##### Extracted data

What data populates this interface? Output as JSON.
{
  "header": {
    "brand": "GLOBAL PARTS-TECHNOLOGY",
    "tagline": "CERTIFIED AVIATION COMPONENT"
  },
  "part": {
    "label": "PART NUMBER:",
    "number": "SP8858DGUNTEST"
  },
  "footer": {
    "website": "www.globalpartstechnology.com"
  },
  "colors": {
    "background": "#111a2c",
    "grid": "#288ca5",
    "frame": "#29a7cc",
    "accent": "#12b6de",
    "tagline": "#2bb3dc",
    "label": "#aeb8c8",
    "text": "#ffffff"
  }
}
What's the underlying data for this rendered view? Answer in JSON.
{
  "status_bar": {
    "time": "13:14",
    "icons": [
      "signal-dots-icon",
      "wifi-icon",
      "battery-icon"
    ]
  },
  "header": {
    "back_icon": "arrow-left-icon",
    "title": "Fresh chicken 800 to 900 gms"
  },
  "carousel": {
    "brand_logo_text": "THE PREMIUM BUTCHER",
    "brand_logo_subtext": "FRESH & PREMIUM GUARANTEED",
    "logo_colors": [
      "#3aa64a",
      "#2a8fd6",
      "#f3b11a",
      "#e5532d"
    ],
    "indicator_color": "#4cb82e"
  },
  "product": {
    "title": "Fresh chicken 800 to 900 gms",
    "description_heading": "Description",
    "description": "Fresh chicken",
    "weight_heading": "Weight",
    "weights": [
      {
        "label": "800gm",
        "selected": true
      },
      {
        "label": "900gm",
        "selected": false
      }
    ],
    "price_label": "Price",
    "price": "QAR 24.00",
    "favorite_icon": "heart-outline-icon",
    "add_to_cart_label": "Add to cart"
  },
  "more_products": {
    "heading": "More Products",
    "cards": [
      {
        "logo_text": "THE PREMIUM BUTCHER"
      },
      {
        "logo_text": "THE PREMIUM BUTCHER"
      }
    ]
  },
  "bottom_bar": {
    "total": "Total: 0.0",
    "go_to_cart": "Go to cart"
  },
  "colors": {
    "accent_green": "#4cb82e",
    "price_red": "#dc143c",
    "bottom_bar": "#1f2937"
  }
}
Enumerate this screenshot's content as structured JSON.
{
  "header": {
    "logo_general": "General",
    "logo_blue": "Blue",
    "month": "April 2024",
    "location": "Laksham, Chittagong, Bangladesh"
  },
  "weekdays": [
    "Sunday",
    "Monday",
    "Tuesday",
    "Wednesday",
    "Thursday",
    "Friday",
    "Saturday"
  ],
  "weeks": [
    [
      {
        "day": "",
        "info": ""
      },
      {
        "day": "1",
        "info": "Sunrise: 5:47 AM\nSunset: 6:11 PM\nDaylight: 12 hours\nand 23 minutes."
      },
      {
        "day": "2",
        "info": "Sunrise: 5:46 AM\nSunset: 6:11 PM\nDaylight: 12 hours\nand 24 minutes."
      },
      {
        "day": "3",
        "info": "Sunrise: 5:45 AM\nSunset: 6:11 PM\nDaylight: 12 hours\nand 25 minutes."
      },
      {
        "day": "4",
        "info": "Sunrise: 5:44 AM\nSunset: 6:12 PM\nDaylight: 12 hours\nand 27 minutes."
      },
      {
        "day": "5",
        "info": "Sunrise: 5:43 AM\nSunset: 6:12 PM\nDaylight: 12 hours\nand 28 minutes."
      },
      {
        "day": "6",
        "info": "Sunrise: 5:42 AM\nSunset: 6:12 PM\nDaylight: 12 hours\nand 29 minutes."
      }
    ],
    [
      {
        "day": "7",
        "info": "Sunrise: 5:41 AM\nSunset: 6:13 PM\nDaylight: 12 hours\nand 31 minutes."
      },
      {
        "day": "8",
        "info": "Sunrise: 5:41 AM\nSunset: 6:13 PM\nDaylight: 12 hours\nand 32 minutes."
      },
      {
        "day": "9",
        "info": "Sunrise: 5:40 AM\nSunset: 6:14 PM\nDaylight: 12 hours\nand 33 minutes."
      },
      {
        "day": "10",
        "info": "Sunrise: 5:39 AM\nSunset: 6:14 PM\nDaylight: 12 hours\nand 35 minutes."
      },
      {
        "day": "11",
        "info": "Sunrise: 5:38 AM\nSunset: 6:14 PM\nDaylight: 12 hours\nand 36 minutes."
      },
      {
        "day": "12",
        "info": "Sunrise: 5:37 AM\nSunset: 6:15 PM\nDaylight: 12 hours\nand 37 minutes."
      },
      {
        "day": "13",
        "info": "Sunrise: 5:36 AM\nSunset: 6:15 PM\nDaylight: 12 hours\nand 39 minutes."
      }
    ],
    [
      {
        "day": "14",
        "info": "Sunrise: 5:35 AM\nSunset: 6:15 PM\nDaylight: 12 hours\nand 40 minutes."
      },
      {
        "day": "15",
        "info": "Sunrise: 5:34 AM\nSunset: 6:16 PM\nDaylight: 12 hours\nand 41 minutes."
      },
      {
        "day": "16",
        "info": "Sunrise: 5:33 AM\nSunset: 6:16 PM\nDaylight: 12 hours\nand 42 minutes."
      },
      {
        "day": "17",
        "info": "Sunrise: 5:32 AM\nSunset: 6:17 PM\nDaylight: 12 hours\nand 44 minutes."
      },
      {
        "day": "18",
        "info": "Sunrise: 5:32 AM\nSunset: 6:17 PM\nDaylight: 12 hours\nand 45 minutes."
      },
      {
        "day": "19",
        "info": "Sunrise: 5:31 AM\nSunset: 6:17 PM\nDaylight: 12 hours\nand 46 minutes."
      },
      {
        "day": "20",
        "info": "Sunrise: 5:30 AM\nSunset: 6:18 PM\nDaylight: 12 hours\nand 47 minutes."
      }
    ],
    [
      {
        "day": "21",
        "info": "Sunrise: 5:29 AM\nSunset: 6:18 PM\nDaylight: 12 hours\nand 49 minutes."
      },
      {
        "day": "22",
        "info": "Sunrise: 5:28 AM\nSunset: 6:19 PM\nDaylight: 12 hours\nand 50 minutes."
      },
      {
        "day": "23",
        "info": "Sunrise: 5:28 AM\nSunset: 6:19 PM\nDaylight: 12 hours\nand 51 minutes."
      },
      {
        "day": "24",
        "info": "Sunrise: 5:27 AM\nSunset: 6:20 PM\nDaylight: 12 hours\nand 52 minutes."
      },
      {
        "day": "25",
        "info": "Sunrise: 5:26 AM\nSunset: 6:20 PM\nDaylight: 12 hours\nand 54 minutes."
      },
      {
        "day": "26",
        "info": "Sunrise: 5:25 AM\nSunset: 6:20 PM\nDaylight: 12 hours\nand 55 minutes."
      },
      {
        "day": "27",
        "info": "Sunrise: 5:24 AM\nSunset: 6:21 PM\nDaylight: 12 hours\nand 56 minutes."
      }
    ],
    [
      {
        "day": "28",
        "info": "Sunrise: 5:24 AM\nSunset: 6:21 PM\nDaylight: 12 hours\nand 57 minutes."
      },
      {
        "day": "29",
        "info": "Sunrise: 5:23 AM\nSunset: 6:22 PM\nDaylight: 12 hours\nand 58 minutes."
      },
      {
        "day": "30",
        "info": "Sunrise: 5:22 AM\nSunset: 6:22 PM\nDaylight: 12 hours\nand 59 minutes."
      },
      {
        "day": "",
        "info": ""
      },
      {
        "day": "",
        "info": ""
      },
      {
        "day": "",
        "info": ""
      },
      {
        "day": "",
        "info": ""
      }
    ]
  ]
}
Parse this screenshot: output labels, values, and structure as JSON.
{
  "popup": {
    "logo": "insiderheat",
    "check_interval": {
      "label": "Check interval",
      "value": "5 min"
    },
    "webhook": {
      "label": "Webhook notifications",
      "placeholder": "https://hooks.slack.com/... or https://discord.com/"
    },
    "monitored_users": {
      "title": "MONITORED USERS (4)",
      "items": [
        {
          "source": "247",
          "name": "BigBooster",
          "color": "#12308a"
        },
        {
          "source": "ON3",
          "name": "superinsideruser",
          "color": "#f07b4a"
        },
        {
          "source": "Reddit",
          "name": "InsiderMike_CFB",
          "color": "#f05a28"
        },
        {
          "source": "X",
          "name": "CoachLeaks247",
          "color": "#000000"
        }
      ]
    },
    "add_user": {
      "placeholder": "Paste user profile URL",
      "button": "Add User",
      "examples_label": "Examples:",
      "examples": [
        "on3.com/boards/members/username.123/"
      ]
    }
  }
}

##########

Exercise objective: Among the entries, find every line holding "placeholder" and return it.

Your response:
      "placeholder": "https://hooks.slack.com/... or https://discord.com/"
      "placeholder": "Paste user profile URL",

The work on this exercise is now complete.